Last week, I was housebound with my super-contagious pink eye AND flu-ridden three and four year olds. Such a treat. But it turned out to be a blessing in (a VERY thickly veiled) disguise because once I stayed home, my schedule-less three month old fell into a sleep schedule! This exciting milestone brought a whole bunch of memories rushing back from when I was trying to get my Baby Bunch on a schedule when they were very small a few years ago. My single biggest concern (beyond even eating or sleeping myself) was getting my Bunch on a schedule where their naps overlapped by at least ONE hour per day. This one hour was absolutely critical to my sanity, as I'm sure most of you can attest. With that one hour, I could summon the strength of a thousand men needed to finish my day. Without that one hour, frankly, the rest of the day was shit.
As I went through the exercises of trying to tweak my new baby's schedule around that of his older brothers' preschool and playdate schedules, it occurred to me that I should probably share my lessons learned with you Baby Bunchers who are still trying to get the sleep schedule thing to shake out.
So how exactly do you “fit” schedules around each other? I can’t answer this question for you because it is unique to your Bunch, but I can provide some helpful tips to help you do it.
IDENTIFY PRIORITIES - The first thing you need to do is figure out, based on age and temperment, which child’s sleep requires highest priority.

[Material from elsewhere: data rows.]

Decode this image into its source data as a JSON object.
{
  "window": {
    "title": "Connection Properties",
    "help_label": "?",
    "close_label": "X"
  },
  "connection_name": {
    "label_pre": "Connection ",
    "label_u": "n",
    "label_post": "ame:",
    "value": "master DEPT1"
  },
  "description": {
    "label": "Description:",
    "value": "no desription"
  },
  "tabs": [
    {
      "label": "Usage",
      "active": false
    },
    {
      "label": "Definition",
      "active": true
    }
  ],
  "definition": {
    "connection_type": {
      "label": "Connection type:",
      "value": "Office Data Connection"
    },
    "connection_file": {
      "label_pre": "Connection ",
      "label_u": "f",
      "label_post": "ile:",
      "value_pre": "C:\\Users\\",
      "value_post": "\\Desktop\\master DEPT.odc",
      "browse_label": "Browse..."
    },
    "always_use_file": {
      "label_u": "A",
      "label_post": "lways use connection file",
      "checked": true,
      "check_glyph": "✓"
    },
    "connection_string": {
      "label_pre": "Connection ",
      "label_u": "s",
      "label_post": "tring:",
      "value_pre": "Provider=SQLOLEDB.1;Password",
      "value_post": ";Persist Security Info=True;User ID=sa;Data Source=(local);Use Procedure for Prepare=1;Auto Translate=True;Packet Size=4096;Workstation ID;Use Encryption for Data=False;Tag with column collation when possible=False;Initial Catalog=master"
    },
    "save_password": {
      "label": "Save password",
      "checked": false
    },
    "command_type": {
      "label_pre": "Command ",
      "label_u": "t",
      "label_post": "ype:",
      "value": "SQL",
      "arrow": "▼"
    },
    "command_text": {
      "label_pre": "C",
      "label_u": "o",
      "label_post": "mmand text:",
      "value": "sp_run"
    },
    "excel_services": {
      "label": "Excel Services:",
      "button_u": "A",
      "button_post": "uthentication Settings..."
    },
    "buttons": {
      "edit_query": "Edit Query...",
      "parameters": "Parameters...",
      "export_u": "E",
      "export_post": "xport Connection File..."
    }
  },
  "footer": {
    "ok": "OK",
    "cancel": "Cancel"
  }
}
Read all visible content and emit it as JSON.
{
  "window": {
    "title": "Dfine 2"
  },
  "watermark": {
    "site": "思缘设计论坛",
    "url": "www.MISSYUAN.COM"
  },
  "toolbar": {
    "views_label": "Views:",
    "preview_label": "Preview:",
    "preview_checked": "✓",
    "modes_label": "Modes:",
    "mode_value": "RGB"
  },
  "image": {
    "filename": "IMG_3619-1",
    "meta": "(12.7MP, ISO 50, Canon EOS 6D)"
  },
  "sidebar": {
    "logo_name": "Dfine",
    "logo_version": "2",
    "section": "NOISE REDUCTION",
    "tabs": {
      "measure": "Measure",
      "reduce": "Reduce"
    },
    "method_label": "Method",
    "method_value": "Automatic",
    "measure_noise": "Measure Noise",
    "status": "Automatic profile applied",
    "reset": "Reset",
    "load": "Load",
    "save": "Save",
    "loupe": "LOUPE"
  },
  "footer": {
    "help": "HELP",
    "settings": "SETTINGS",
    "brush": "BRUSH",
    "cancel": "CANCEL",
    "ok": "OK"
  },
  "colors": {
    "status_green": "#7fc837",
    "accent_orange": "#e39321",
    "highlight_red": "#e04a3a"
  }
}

For example, my oldest baby was an easygoing baby who seemed to require little daytime sleep and rarely “fell apart” due to a missed nap. He also wouldn’t sleep in public or in a stroller. My second was fussier and a little more tempermental, but (at least in the beginning) would sack out in an infant seat and sleep anywhere. I quickly figured out that I needed to plan my outings around the nap schedule of my oldest because the baby would sleep anywhere.
IDENTIFY NATURAL SLEEP CYCLES - Stay home for a few days (I know this sucks, but it will be well worth it in the long run) and put your kids down for a nap whenever they seem sleepy. Write down their sleeping and eating schedules for these days down. Include notes on temperment ("woke up happy", "had a not-so-good-feeding", etc.)
BEGIN "TWEAKING" SCHEDULES - Once you have it all on paper in front of you, figure out where you could move someone's nap up or back to get them to overlap more with their sibling. Once you see what can be moved, start moving up or pushing back that child's nap by about 15 minutes at a time for a few days until you get it where you want it. I figured out that if I kept the children out all morning so my oldest missed a morning nap, then he AND the baby would sack out for three or so hours in the afternoon. By manipulating their natural sleep cycles a little (OK, a lot in this case), I was able to score a minimum of one hour, sometimes three, of overlapping nap times and peace and quiet each day.
BE FLEXIBLE AND STAY IN TUNE WITH WHAT WORKS BEST FOR YOUR KIDS AND YOUR FAMILY - A friend of mine with children the same age and an older child who required significant and frequent amounts of sleep to function,found that it was just easiest to stay home all the time and follow her oldest’s sleep cycles. This allowed her to nurse or spend time with the baby while the big boy was sleeping and kept everyone happier all around. She found herself feeling a little stir crazy staying home so much, but quickly realized that for her family, going out wasn’t worth the misery it generated for everyone! Also, remember that sleep cycles change quickly as your child ages in those first two years. So what works now may not work in a month - be flexible!